Daily devotional readings are a common and popular part of the modern Christian walk. Countless devotional books have been published over the years, some even achieving near “classic” status, and you can even find desk calendars with a different devotion for each day. When working to grow our children in the faith, though, high quality materials can be more difficult to find. Many activities and resources, both at church and found in Christian book stores, are geared toward fun and entertainment, but can be light on the true lessons found in God’s word. It’s ok for church and children’s Bibles to be “fun,” so long as they are focused on the truth. As children grow and the Bibles become less about colorful stories and more about the true and living Word of God, many will fall away from regular attendance and participation. God’s word is sacred, and learning to have a relationship with him is the single most important thing any of us will ever learn. When children only see the entertainment value in God and church without understanding the spiritual truths, they scatter once they are old enough to lose interest in the fun and games. There is nothing wrong with incorporating fun activities in children’s Bible study, but the truth of God’s word must always be the focus. Daily devotionals are a great way to teach your children about the ongoing effort and blessings of a relationship with God, but it can be tough to find age appropriate sources.

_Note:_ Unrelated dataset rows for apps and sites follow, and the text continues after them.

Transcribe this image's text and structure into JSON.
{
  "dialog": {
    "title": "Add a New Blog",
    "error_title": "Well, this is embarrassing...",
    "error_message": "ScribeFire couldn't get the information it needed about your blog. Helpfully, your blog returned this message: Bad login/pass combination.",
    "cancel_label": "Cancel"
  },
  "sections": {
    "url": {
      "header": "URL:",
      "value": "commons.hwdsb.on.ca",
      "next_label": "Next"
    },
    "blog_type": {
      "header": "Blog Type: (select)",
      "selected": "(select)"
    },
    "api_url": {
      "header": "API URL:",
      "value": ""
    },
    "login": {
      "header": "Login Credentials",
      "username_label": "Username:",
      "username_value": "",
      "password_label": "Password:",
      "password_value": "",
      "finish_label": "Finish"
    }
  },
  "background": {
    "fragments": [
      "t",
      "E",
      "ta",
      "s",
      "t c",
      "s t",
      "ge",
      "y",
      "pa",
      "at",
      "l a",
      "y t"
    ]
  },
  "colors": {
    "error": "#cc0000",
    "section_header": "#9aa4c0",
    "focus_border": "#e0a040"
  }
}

That being said, there are good sources out there, and some specific things to look for. There is no denying that children have shorter attention spans than do adults, so devotionals need to be designed accordingly. Heroic tales are great for piquing interest, and the Bible is certainly full of them, but each of these stories is in the Bible for a purpose, to communicate God’s love for humanity and his ultimate plan for the salvation available to all mankind. Don’t tell the stories without teaching the lessons. One of my favorite children’s bibles that would also work as a devotional book is “The Jesus Storybook Bible”, by Sally Lloyd-Jones. Lloyd-Jones breaks the Bible down into short stories with captivating, beautifully done illustrations, and each story ends by connecting the individuals and lessons learned directly to Christ, the ultimate fulfillment of God’s plan and promises.
Books aren’t your only option, however. Activities built around sections and verses of scripture are also a good choice. Many kids love to act and participate in group plays, so let them act out Bible stories while being sure to follow up with questions about what they learn about how to follow God and to treat others. Giving them ownership of the lessons through their participation and creativity will help them to take pride in the things they are learning. A final option is the utilization of the many videos out there like the Veggie Tales series that use fun characters to enact biblical stories, while wrapping up each episode with what the moral lesson teaches us and how we can use God’s teachings in our every day lives. If somethings seems silly, or too easy (like watching a movie), that doesn’t mean that God’s truth cannot be communicated. Focus on the message, and you will find your kids growing in the Spirit.
Mimi Rothschild is a veteran homeschooling mother of 8, writer of a series of books called Cyberspace for Kids, and passionate advocate for children and education that is truly worthy of them. In 2001, Mimi and her late husband founded Learning By Grace, a leading provider of online Christian homeschooling Academies.